Side Effects Of Nightmares On Health
When menopausal women have night terrors or nightmares, their menopause interrupted sleep symptom, is further interrupted when they awake in a fearful state. This type of restless sleep is linked to high blood pressure, diabetes, obesity, hypertension, and cardiovascular problems. Sleep in all individuals is a priority, rather than a luxury because the right amount of sleep keeps chronic medical conditions at bay. Nearly half of all American women develop sleeping disorders when they enter perimenopause and menopause stages, due to fluctuating hormones.
Solution For Nightmares During Menopause

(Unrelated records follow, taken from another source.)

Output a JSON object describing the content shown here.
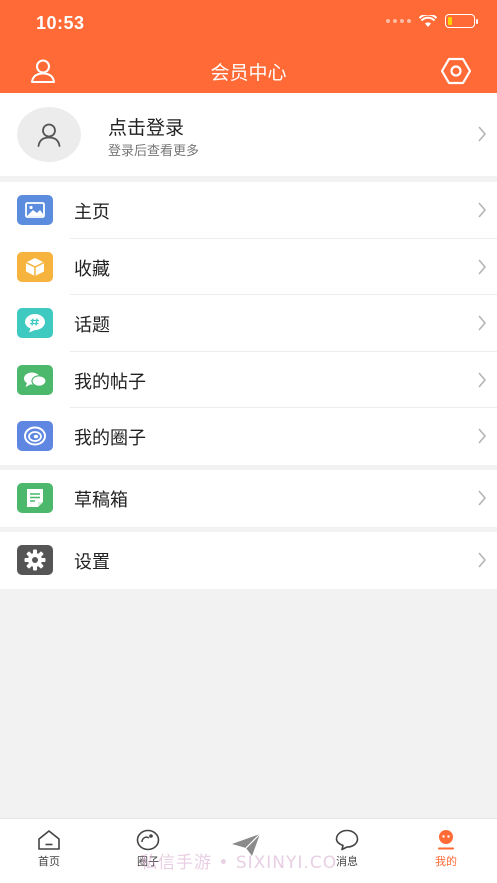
{
  "status_bar": {
    "time": "10:53",
    "battery_percent": 15
  },
  "nav": {
    "title": "会员中心",
    "left_icon": "user-icon",
    "right_icon": "settings-icon"
  },
  "login": {
    "title": "点击登录",
    "subtitle": "登录后查看更多"
  },
  "menu_groups": [
    {
      "items": [
        {
          "label": "主页",
          "icon": "image-icon",
          "color": "#5b8cde"
        },
        {
          "label": "收藏",
          "icon": "box-icon",
          "color": "#f6b33d"
        },
        {
          "label": "话题",
          "icon": "hashtag-bubble-icon",
          "color": "#3ec9c1"
        },
        {
          "label": "我的帖子",
          "icon": "chat-bubbles-icon",
          "color": "#4cb86b"
        },
        {
          "label": "我的圈子",
          "icon": "circle-swirl-icon",
          "color": "#5f86e0"
        }
      ]
    },
    {
      "items": [
        {
          "label": "草稿箱",
          "icon": "draft-icon",
          "color": "#4cb86b"
        }
      ]
    },
    {
      "items": [
        {
          "label": "设置",
          "icon": "gear-icon",
          "color": "#555555"
        }
      ]
    }
  ],
  "tabbar": {
    "tabs": [
      {
        "label": "首页",
        "icon": "home-icon"
      },
      {
        "label": "圈子",
        "icon": "circle-icon"
      },
      {
        "label": "",
        "icon": "send-icon"
      },
      {
        "label": "消息",
        "icon": "message-icon"
      },
      {
        "label": "我的",
        "icon": "mine-icon",
        "active": true
      }
    ]
  },
  "watermark": "私信手游 • SIXINYI.CO",
  "colors": {
    "accent": "#ff6a36",
    "background": "#f2f2f2"
  }
}
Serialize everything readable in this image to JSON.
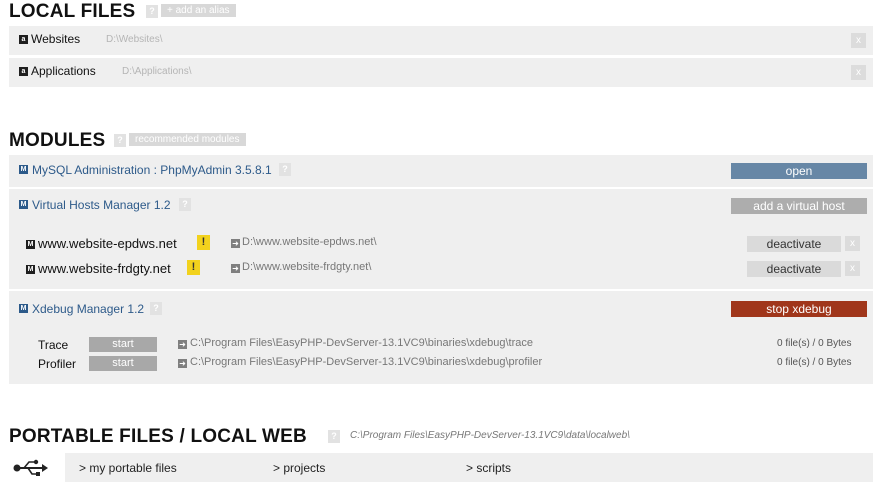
{
  "local_files": {
    "title": "LOCAL FILES",
    "help": "?",
    "add_alias": "+ add an alias",
    "items": [
      {
        "label": "Websites",
        "path": "D:\\Websites\\",
        "remove": "x"
      },
      {
        "label": "Applications",
        "path": "D:\\Applications\\",
        "remove": "x"
      }
    ]
  },
  "modules": {
    "title": "MODULES",
    "help": "?",
    "recommended": "recommended modules",
    "mysql": {
      "label": "MySQL Administration : PhpMyAdmin 3.5.8.1",
      "help": "?",
      "button": "open"
    },
    "vhosts": {
      "label": "Virtual Hosts Manager 1.2",
      "help": "?",
      "button": "add a virtual host",
      "hosts": [
        {
          "name": "www.website-epdws.net",
          "warn": "!",
          "path": "D:\\www.website-epdws.net\\",
          "button": "deactivate",
          "remove": "x"
        },
        {
          "name": "www.website-frdgty.net",
          "warn": "!",
          "path": "D:\\www.website-frdgty.net\\",
          "button": "deactivate",
          "remove": "x"
        }
      ]
    },
    "xdebug": {
      "label": "Xdebug Manager 1.2",
      "help": "?",
      "button": "stop xdebug",
      "rows": [
        {
          "label": "Trace",
          "button": "start",
          "path": "C:\\Program Files\\EasyPHP-DevServer-13.1VC9\\binaries\\xdebug\\trace",
          "size": "0 file(s) / 0 Bytes"
        },
        {
          "label": "Profiler",
          "button": "start",
          "path": "C:\\Program Files\\EasyPHP-DevServer-13.1VC9\\binaries\\xdebug\\profiler",
          "size": "0 file(s) / 0 Bytes"
        }
      ]
    }
  },
  "portable": {
    "title": "PORTABLE FILES / LOCAL WEB",
    "help": "?",
    "path": "C:\\Program Files\\EasyPHP-DevServer-13.1VC9\\data\\localweb\\",
    "links": [
      "> my portable files",
      "> projects",
      "> scripts"
    ]
  },
  "icons": {
    "folder": "square-icon",
    "usb": "usb-icon",
    "arrow": "arrow-right-box-icon"
  }
}
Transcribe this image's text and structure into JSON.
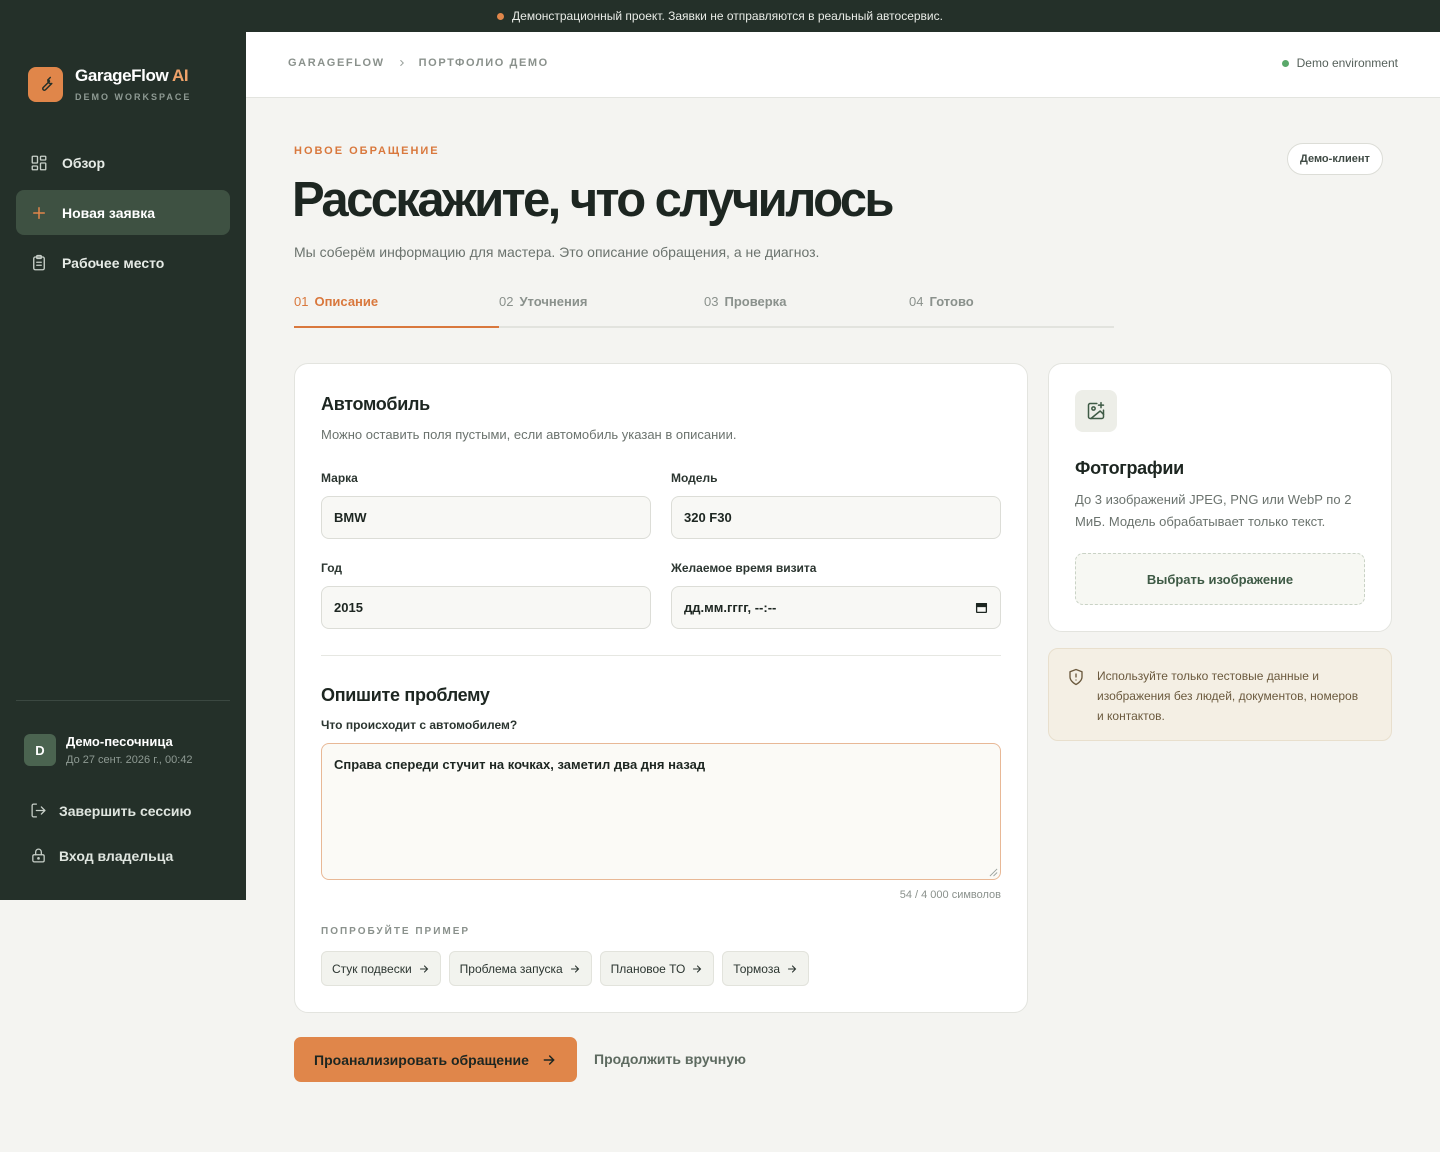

Insomnia during menopause should be discussed with a primary care physician. Sleep disorders can be treated effectively without stress on the body. There are some simple tips that should be able to help, which should help to suppress or reduce REM sleep in order to prevent chronic nightmares:
• Caffeine, Nicotine, Alcohol
Avoid anything that contain stimulants like alcohol, caffeine, and nicotine, before going to bed, such as coffee, chocolate, soft drinks, alcoholic drinks, cigarettes, and non-herbal teas.
Incorporate light exercise in your daily lifestyle by exercising 20 to 30 minutes a day in the beginning. Daytime, daily exercise helps menopausal women to fall asleep easier.
Wear lightweight nighttime ware, as well as light bedding sheets that will keep moisture away from the skin.
• Melatonin Supplement
Take a .5 milligram of a melatonin supplement about 2 hours before going to bed. Melatonin is a hormone produced by the pineal gland, which is located just above the middle of the brain. The pineal gland is naturally inactive during the day, but when it is time to go to bed, it turns on, releasing melatonin into the blood system. Women going through menopause have a disruptive melatonin flow and thus sleeplessness occurs. Taking a light dose of a melatonin supplement helps to make up for its loss during menopause, allowing women to have a more restful, "nightmareless" night.
Everyone experiences nightmares for a variety of reasons. However, menopausal women experiences them due to hormone and body changes. Menopausal nightmares can be alleviated with some lifestyle changes and help from your physician. There are many natural and organic herbs that can help with menopause insomnia and dietary changes that include eating more plant-based, high-fiber, low fat foods into your daily regiment. Menopausal women do not need to suffer with nightmares, there is help.